    Annie Leonard, in the website, explains the current five-phase cycle in which North American capitalism thrives. It was not until I understood the way the system truly works that the idea of “recession psychology” being a primary concern made sense. If this cycle discontinues, then the very core of Americana consumer culture could cease to exist, and although it would be impossible to forecast, one could easily accept political upheaval, economic reform (extended far beyond what Obama promises to do), and public turmoil. Rapid proliferation of internet media has made possible the message and ideals of advocacy groups more visible than ever.
    Politicians and advocacy groups, although arguably the most predominant, are by no means the only the stakeholders. The entire world is affected by economic instability, regardless of how tried that truism may seem. Upheaval and reform in the 1st World reverberates to all the 3rd World countries that possess the cheap labor, natural resources, etc. that allow for capitalism to expand. Without question, every single individual in the world is ingrained or at least in touch with the North American system that relies on consumption.
    As pointed out by Leonard in the ‘The Story of Stuff,’ the entire world runs on the linear system capitalism has facilitated. The world is a place of finite natural resources, however, and adoption of new philosophies will have to one day be implemented. For the time being, economic prosperity is the crux in which the world operates, and therefore “recession psychology’ must be regulated and controlled so as to not extend the current economic paralysis. Meanwhile, for a world that knows nothing else, the pursuit of The American Dream must be maintained at all costs.
    CBC News, (2008, November 30). Details of Proposed Liberal-NDP Coalition Emerge. Retrieved January 24, 2009, from CBC News Web site:
    Hodgson, G. (2008, October 31). Hot Topics in Economics. Retrieved January 22, 2009, from The Psychology of Recession Web site:
    Jarislowsky, S. (2008, December 3). Jarislowsky blames extreme greed for current economic crisis. Retrieved January 29, 2009, from The Billionaire's List Web site:
    LeBow, V. (1955) Price Competition in 1955; Journal of Retailing, Vol. XXXI no. 1, pg 5, Spring 1955
    Leonard, A. (2008). The Story of Stuff. Retrieved February 1, 2009, Web site:
    Manuel, Dave (2008, April 26). The Seven Most Crooked CEOs Of All Time. Retrieved January 20, 2009, from Web site:
    Roosevelt, F. D., Inaugural Address, March 4, 1933, as published in Samuel Rosenman, ed., The Public Papers of Franklin D. Roosevelt, Volume Two: The Year of Crisis, 1933 (New York: Random House, 1938), 11–16.
    Scoffield, H. (2008, November 31). Liberal-NDP Coalition Most Popular, but Least Likely. Retrieved January 13, 2009, from Globe and Mail Online Web site:
    (view changes)
    10:52 am

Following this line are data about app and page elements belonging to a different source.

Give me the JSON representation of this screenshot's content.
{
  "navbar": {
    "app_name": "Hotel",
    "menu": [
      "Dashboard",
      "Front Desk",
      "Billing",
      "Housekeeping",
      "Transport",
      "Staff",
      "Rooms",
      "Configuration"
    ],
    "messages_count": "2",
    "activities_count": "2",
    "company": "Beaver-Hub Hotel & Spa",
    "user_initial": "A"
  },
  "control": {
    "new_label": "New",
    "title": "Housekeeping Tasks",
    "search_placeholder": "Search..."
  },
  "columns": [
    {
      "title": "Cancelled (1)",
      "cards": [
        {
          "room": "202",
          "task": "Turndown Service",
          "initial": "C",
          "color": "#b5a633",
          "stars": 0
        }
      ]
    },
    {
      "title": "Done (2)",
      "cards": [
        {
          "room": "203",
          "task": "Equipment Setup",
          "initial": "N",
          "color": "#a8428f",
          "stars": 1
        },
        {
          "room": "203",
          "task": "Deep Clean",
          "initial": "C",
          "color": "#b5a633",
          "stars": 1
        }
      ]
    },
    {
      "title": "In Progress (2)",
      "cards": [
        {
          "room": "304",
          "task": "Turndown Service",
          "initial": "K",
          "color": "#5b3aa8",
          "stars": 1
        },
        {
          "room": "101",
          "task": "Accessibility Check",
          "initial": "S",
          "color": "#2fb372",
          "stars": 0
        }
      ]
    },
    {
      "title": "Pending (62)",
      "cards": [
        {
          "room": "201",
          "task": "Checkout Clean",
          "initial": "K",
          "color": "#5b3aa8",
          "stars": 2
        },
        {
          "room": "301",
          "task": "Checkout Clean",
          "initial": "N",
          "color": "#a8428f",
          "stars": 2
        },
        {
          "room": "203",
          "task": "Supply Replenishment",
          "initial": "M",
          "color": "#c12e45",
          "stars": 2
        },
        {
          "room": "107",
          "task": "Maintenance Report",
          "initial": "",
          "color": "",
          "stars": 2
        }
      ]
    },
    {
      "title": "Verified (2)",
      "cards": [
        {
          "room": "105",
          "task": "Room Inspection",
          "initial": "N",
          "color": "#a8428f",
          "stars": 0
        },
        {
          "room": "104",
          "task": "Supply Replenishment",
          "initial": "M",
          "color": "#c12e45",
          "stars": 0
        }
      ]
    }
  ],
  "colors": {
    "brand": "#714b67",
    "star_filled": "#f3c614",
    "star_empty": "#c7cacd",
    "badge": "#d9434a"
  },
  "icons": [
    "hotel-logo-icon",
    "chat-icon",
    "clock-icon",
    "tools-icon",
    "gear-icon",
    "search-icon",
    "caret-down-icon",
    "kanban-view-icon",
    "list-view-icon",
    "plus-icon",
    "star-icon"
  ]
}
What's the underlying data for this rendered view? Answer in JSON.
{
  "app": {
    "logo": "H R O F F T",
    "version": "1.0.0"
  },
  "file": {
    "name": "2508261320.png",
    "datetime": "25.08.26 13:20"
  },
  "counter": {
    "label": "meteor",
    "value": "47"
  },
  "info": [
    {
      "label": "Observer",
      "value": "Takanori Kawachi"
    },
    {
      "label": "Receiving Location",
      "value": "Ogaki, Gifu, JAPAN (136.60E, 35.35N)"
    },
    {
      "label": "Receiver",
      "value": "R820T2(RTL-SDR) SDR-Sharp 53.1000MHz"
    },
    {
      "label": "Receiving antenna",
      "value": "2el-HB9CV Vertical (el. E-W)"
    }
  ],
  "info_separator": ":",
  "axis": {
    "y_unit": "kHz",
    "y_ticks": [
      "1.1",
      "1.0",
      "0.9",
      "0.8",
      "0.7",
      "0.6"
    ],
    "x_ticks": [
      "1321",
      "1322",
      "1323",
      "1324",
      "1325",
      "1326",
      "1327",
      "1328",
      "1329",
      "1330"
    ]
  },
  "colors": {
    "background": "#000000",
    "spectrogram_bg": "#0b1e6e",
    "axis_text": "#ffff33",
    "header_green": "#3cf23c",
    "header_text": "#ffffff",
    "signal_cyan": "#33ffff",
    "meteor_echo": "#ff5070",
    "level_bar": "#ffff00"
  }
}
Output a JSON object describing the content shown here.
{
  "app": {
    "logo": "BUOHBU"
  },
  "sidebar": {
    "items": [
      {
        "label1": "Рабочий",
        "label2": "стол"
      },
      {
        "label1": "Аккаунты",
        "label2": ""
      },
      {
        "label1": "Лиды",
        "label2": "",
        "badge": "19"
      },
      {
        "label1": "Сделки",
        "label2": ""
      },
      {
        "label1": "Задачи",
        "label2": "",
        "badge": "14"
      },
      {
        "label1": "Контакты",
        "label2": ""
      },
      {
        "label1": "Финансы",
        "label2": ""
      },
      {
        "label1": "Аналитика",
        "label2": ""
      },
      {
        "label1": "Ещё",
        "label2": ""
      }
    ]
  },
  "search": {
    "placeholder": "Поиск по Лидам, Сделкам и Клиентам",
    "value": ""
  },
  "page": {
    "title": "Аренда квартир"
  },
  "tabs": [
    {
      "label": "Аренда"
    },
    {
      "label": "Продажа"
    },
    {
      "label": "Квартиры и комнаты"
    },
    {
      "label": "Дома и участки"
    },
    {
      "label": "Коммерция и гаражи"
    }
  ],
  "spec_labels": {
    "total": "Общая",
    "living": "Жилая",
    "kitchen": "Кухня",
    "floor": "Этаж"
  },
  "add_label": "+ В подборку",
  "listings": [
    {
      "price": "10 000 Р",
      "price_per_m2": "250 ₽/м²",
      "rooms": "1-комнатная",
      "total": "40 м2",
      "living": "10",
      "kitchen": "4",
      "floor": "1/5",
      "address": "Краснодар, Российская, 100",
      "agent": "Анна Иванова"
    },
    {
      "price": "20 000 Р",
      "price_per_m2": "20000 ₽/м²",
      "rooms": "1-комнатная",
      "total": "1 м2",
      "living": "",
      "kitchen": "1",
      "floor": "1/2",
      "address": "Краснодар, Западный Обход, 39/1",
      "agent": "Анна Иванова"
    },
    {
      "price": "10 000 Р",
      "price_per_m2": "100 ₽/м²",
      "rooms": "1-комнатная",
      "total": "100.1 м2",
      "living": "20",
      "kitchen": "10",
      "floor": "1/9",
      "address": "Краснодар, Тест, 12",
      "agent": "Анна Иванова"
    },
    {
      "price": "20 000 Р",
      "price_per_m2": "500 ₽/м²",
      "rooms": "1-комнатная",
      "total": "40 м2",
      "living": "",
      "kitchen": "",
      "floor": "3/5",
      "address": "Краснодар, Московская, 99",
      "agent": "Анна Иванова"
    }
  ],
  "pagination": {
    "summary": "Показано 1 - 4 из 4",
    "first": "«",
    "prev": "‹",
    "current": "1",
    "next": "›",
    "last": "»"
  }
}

Friday, May 25

  1. page Groups for Communication Strategy Assignment! edited ... Joseph Sabatini Monica Olszewski Group 11 Animal Testing and Experimentation Dan Jeremy Y…
    Joseph Sabatini
    Monica Olszewski
    Group 11
    Animal Testing and Experimentation
    Dan Jeremy Yatco
    Nelson Bakshi

    Group 12
    Subliminal Advertising
    (view changes)
    6:12 am